- Hackers stole data on over 7 million users from an unprotected database of the National Payments Corporation of India.
- Records of over 540 million Facebook users were stolen from two unprotected Amazon S3 buckets managed by Cultura Colectiva.
- The US National Security Agency (NSA) left over 100 GB of data exposed on an Amazon s3 bucket configured to allow public access.
- An unprotected server allowed public access to information on over 93 million citizens of Mexico.
Security-first approach to cloud computing
Moving to the cloud requires organizations to rethink all aspects of application security. The Cloud Security Alliance (CSA) security guidance divides the secure development lifecycle into areas of responsibility with recommendations for each:
Secure Design and Development: Developers, security, and operations need to understand the shared responsibility model for each application, CSP, and deployment option and build this into requirements, designs, development, and testing.
Secure Deployment: Cloud deployments often use automation for testing applications in the deployment pipeline. In addition to testing for coding errors that can result in security vulnerabilities like SQL injection and cross-site scripting, tests should be added to account for API calls to the cloud service.
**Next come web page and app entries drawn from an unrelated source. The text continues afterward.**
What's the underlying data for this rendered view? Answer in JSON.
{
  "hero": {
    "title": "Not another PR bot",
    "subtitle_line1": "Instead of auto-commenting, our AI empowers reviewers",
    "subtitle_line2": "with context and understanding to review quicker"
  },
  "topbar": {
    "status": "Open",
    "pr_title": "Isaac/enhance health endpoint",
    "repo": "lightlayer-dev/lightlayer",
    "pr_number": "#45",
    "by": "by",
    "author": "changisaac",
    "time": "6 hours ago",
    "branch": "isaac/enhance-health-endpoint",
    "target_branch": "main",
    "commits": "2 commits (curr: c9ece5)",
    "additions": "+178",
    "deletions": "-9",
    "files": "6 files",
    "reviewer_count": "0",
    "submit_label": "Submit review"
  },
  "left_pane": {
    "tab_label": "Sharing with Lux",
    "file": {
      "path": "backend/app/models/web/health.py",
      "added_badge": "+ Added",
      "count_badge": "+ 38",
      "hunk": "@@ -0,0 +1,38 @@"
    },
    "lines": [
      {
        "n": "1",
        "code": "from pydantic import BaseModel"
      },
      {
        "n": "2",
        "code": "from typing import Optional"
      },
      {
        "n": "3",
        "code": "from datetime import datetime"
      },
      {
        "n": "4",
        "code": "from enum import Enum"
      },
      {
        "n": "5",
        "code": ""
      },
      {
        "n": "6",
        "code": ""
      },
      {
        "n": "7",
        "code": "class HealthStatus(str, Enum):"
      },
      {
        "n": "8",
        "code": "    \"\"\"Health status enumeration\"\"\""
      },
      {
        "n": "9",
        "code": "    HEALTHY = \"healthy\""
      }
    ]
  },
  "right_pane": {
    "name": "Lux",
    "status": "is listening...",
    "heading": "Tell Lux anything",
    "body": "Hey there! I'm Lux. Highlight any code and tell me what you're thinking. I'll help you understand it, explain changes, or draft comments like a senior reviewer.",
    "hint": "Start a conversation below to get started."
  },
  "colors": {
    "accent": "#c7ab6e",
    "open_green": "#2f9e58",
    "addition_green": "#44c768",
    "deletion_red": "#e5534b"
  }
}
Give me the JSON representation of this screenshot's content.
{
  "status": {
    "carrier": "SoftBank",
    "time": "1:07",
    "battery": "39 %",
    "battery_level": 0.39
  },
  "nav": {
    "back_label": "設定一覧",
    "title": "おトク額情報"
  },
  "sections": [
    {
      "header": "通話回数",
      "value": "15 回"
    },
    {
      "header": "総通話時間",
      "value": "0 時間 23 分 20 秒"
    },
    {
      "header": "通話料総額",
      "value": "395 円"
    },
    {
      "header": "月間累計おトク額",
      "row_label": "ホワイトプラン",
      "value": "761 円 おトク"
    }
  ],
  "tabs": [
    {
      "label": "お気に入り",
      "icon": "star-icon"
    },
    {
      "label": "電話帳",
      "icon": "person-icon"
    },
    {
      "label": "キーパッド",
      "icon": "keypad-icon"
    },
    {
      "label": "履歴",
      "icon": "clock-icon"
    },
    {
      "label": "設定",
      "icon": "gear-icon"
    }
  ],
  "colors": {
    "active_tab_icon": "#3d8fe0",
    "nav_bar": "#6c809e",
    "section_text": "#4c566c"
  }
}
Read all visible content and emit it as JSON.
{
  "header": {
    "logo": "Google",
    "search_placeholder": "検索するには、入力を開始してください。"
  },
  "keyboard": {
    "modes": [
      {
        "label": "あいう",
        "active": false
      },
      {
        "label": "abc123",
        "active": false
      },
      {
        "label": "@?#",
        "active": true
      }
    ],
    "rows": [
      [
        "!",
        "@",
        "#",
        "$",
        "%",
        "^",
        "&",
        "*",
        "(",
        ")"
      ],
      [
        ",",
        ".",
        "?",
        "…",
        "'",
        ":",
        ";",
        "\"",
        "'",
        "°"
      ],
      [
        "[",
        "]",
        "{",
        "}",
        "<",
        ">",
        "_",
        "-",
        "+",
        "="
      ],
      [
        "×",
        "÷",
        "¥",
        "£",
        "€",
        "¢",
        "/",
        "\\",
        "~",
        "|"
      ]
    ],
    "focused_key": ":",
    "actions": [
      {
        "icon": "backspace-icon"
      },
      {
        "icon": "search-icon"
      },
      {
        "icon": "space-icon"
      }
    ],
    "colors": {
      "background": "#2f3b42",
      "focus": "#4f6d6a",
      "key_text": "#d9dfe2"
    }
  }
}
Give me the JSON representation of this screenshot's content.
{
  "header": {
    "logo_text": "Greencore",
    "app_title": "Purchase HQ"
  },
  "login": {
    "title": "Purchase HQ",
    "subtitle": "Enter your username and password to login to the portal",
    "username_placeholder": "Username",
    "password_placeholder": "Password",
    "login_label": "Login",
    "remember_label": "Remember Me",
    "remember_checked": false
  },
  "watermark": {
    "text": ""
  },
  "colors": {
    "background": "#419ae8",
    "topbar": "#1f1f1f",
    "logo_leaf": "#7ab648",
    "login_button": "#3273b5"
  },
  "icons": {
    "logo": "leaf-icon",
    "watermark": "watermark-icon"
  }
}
In a containerized environment, vulnerability scans should be added to ensure the security of the containers’ base image.
Secure Operations: Cloud environments are managed through APIs and a CSP-provided management interface. Security considerations include locking down the management plane for production environments and monitoring the environment for changes from approved baselines.
The CSA also provides a simple process model for managing security in cloud projects. As with any good security process, it starts with understanding security requirements, the architecture for an application, and the “shared responsibility” model used by the cloud provider and service offering.
- Identify security and compliance requirements: The first step in any security process is to understand the criticality of the application to an organization’s business goals, the security policies for the application, and any applicable security or privacy regulatory requirements like GDPR, PCI-DSS, FEDRAMP, HIPAA, or PIPEDA. Many organizations will categorize or “risk rank” their applications and then apply specific security policies. These, along with regulatory standards, will provide specific actions and controls that need to be addressed under the shared responsibility model. Teams should include CIS benchmarks as part of this exercise.
- Select the provider, service, and deployment models: Organizations need to understand their internal capabilities and those of the providers and select a provider and service model based on those capabilities. It is critical in this step to understand the shared responsibility model offered by the cloud provider in detail.
- Define the application’s architecture: Since an application’s architecture defines its attack surface, security must be part of any design review. Additionally, studies show that the majority of the threats to an application can be derived from its development stack, including programming languages and frameworks, deployment environment, and applicable internal security policies or regulatory standards.
- Assess the security controls and identify gaps and additional required controls: With the requirements and threats defined, teams next map each risk or threat to a corresponding control. In a cloud deployment, and depending on the shared responsibility model, these controls may be an obligation of the cloud provider, development, security, or DevOps. It is, therefore, critical to also detail specific actions for validating each control.
- Manage changes over time: The adoption of rapid development methodologies like DevOps and CI/CD means that applications are constantly changing – often several times each day. In this environment, security can be temporary. Security teams need to monitor the threat landscape over time, and operational teams need to be aware of changing configurations.